The US PCE data has increased by 3.5% over the past 12 months. Fuel and food prices are highly volatile, but even excluding them, inflation is far from the Fed’s target of 2%. Moreover, the possibility of it returning to the target range is weakening. In fact, the 2025 forecasts have been revised upwards.
US Treasury bonds have surprisingly lost $1.5 trillion in value primarily due to these rate increases. As the US Treasury continues to fill the market with debt, there is a real risk of further interest rate hikes and increasing losses for fixed-income investors. It is expected that the maturity of an additional $8 trillion in government debt over the next 12 months will contribute further to financial instability.
Daniel Porto recently stated:
“The Fed will play a game where inflation leads, but the real question is whether we can sustain this trend without causing too much damage?”
There is an increasing risk that the central bank’s tightening in this cycle could jeopardize the financial system. The CEO of JP Morgan also recently warned of a potential interest rate of 7%. Under these conditions, it seems difficult for cryptocurrencies to perform well in the medium term.
Interest rates have risen rapidly, and customers who wanted to withdraw their money from banks faced significant problems in the first quarter of this year due to discounted sales of depreciated bonds. Following bank bankruptcies, the Federal Reserve’s BTFP emergency credit program was activated. However, this is a temporary solution, and the process of potential interest rate increases further complicates the situation.
Banks are increasing their interest rate sensitivity by transferring their assets to private credit and hedge funds. This trend is preparing to worsen further, increase yields, and increase losses in fixed-income markets if the debt ceiling is raised to prevent a government shutdown.
The deteriorating profile of the Federal Reserve’s balance sheet, measured by the $1.5 trillion paper losses in US Treasury bonds and rising inflation, could have positive implications for scarce assets like Bitcoin in the long run. However, until there is a major breakthrough in Fed policy that turns the tide in favor of Bitcoin, there may continue to be a negative trend in the crypto market.

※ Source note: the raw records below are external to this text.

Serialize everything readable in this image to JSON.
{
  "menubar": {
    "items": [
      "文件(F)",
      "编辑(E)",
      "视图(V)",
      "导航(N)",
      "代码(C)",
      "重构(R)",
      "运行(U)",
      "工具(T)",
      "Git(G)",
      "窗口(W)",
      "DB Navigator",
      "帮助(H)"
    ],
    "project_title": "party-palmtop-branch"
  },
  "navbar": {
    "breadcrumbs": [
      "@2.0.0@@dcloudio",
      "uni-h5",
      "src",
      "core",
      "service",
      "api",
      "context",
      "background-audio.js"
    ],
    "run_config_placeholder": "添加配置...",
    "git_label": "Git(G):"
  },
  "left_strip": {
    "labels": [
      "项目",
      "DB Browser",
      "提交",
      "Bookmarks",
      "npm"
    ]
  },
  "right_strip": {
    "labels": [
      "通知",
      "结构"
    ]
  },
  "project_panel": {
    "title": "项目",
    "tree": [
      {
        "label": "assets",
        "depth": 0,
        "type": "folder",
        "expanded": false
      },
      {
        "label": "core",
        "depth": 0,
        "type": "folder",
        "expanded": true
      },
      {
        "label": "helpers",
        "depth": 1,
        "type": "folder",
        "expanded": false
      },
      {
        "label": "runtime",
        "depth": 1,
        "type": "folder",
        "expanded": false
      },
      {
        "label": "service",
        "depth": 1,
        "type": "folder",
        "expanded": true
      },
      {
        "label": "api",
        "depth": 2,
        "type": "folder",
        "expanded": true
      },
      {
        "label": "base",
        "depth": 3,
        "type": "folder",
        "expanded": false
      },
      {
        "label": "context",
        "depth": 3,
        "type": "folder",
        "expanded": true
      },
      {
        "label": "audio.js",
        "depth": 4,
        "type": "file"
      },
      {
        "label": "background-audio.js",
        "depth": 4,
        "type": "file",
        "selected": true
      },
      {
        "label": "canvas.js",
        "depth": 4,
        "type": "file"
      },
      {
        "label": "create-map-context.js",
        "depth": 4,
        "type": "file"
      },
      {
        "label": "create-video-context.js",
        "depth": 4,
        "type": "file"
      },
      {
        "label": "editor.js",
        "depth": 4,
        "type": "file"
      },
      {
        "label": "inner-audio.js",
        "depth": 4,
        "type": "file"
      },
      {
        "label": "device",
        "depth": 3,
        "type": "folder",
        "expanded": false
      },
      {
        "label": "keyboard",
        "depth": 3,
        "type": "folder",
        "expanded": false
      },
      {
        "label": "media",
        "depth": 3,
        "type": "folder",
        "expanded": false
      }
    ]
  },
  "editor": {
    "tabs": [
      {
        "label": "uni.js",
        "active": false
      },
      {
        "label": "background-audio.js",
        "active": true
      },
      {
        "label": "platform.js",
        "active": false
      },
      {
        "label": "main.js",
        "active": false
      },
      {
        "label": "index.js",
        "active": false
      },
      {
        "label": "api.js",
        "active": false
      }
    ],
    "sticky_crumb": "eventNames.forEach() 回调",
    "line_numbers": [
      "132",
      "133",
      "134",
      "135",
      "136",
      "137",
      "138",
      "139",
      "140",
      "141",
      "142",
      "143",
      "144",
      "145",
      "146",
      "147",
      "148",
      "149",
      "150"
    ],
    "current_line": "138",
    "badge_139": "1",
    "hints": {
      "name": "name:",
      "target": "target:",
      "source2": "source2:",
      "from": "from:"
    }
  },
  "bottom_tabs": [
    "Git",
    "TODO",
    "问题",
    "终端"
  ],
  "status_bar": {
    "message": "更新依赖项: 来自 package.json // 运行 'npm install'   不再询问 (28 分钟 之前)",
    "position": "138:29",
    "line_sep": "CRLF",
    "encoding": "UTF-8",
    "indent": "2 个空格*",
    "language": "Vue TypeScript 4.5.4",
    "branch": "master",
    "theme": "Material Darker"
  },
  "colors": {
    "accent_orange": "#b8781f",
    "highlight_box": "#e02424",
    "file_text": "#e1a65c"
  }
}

The fundamental requirement for the rise of cryptocurrencies is cheap money. It does not seem possible for them to achieve significant gains in risk markets as long as the Fed does not open the taps no matter how dire the situation is. If the Fed’s breathing is cut off at some point, it is likely that Bitcoin will return to its former glory in the long run.